Your goal:
Print every line below. Match each one exactly.

Information shown:
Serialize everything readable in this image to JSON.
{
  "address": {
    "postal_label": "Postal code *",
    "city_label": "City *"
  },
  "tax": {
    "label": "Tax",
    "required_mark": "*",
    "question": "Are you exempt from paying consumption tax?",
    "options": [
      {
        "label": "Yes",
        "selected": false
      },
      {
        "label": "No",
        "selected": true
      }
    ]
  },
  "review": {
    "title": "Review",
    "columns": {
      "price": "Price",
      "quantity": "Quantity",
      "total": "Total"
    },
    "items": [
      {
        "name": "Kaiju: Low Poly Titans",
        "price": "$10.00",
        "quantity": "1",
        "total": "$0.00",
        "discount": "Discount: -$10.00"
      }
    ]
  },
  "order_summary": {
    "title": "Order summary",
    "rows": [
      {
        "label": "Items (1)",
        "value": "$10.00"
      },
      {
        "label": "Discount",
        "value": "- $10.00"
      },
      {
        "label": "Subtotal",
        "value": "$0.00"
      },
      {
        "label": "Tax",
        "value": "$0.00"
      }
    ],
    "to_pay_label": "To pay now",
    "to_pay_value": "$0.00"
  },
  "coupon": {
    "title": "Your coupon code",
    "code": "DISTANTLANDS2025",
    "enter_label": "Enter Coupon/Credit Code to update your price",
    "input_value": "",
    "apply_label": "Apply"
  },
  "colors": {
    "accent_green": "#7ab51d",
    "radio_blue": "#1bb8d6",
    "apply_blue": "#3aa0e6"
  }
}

Response to the exercise:
Serialize everything readable in this image to JSON.
{
  "address": {
    "postal_label": "Postal code *",
    "city_label": "City *"
  },
  "tax": {
    "label": "Tax",
    "required_mark": "*",
    "question": "Are you exempt from paying consumption tax?",
    "options": [
      {
        "label": "Yes",
        "selected": false
      },
      {
        "label": "No",
        "selected": true
      }
    ]
  },
  "review": {
    "title": "Review",
    "columns": {
      "price": "Price",
      "quantity": "Quantity",
      "total": "Total"
    },
    "items": [
      {
        "name": "Kaiju: Low Poly Titans",
        "price": "$10.00",
        "quantity": "1",
        "total": "$0.00",
        "discount": "Discount: -$10.00"
      }
    ]
  },
  "order_summary": {
    "title": "Order summary",
    "rows": [
      {
        "label": "Items (1)",
        "value": "$10.00"
      },
      {
        "label": "Discount",
        "value": "- $10.00"
      },
      {
        "label": "Subtotal",
        "value": "$0.00"
      },
      {
        "label": "Tax",
        "value": "$0.00"
      }
    ],
    "to_pay_label": "To pay now",
    "to_pay_value": "$0.00"
  },
  "coupon": {
    "title": "Your coupon code",
    "code": "DISTANTLANDS2025",
    "enter_label": "Enter Coupon/Credit Code to update your price",
    "input_value": "",
    "apply_label": "Apply"
  },
  "colors": {
    "accent_green": "#7ab51d",
    "radio_blue": "#1bb8d6",
    "apply_blue": "#3aa0e6"
  }
}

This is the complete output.